Provsions of The Companies Act, 2013
If economic activity and growth are analogous to a wheel,then provisions of section 185 and 188 of the Companies Act, 2013 are surelyanalogous to disc brakes.
Efficiency of production requires efficient choice and free movement ofresources. Ideally, economic models assume complete mobility of resources andperfect competition throughout the world, both of which are far away from realworld scenario. The new law has been framed with all the good intentions. Butif the mechanism is not efficient, right things can have wrong consequences.
Resources include tangible, intangible, moveable, immovable and monetaryresources. While section 188 takes care of the tangible, intangible, moveableand immovable resource movement, section 185 and 186 takes care of the monetarycounterpart.
Section 188 has been a regulatory scare crow since its inception. The coverageof section 188 extends to sale, purchase and supply of goods and materials,property of any kind, lease transactions, services, appointment of agents,underwriting contracts and appointment to office or place of profit.
The coverage of section 185 extends to loans, guarantees and securities. Itrestricts loans, guarantees and securities to a director(s) as well as entitiesfalling within certain radius of the director(s) like directors of lendingcompany, holding company, relative or partner of director of such lending orholding company, any firm where the director or his relative is partner, anyprivate company where such director is a director or member, body corporatewhere such director singly or jointly with other director(s) hold 25% or morevoting power or the Board of which is accustomed to act in accordance with theDirector or the lending company.
While section 185 is a restrictive section, section 186 is an enabling section.Companies can lend, provide guarantee or security subject to the limits of andin compliance with section 186. Section 185 has a choking effect on themovement of intra-group funds. The exemption notification allows conditionalexemption to private companies on the basis of share capital having nocorporate investment, borrowing being less than lower of Rs. 50 Cr. or twicethe paid up capital and clean repayment record. However, three simultaneousconditions render the exemption look good on paper only.

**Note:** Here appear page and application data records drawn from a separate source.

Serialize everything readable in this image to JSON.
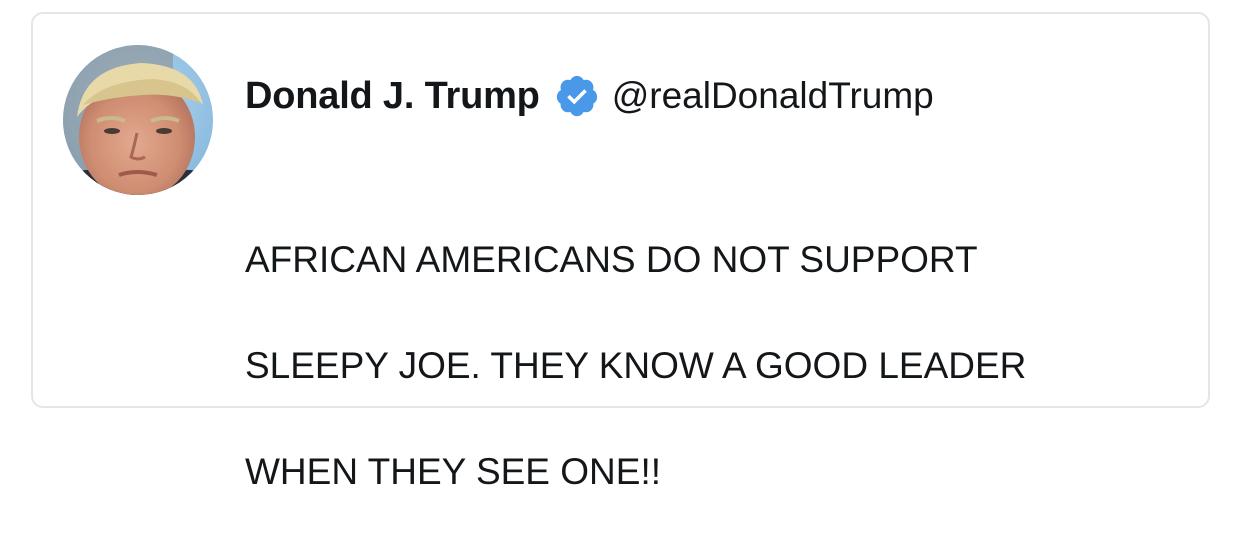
{
  "tweet": {
    "author": {
      "display_name": "Donald J. Trump",
      "handle": "@realDonaldTrump",
      "verified": true,
      "avatar_icon": "profile-photo"
    },
    "text_lines": [
      "AFRICAN AMERICANS DO NOT SUPPORT",
      "SLEEPY JOE. THEY KNOW A GOOD LEADER",
      "WHEN THEY SEE ONE!!"
    ]
  },
  "colors": {
    "verified_badge": "#4a99e9",
    "text": "#14171a",
    "border": "#e3e5e8"
  }
}
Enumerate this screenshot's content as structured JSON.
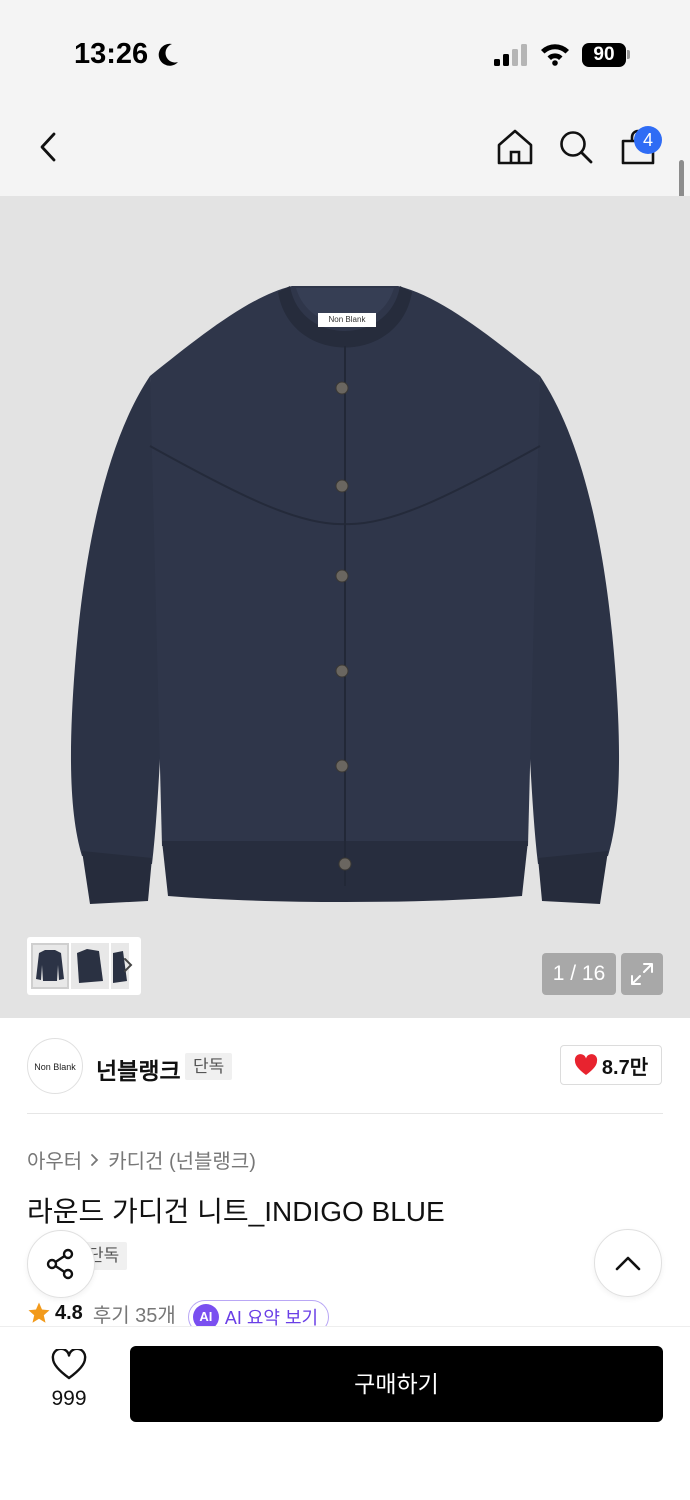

The exemptions granted to private companies by MCA Notification dated June 5,2015 takes contracts of private companies with its holding, associate,subsidiary and with fellow subsidiaries out of the purview of section 188.Additionally, the said exemption permits participation of interested directorsin Board proceedings subject to disclosure of their interest. Further, relatedparties can vote in general meetings too!
Third proviso to Section 188(1) states that the sub-section shall not apply totransactions which are in the ordinary course of business as well as on arm’slength basis. While ordinary course of business may be interpreted to meantransactions that the company undertakes on regular and frequent basis, what isto be considered “arm’s length” has been left untouched which creates confusionand apprehensions of future trouble.
Consider the case of two defence manufacturers jointly acquiring a steel plantfor captive consumption. If steel was to be bought from the market the inputcost would be much higher for both. Now every time there is transfer of steelfrom the steel unit to the defence production unit, elaborate RPT rituals needto be undertaken. The only way out would be to get a wholly owned subsidiarywhich is permitted but may not be economically feasible or efficient.
There was a stark similarity between Indian politics and RPT provisions:Majority of minority. A significant change has come as the amendment to section188 replacing “special resolution” by “ordinary resolution”.
Source : from web info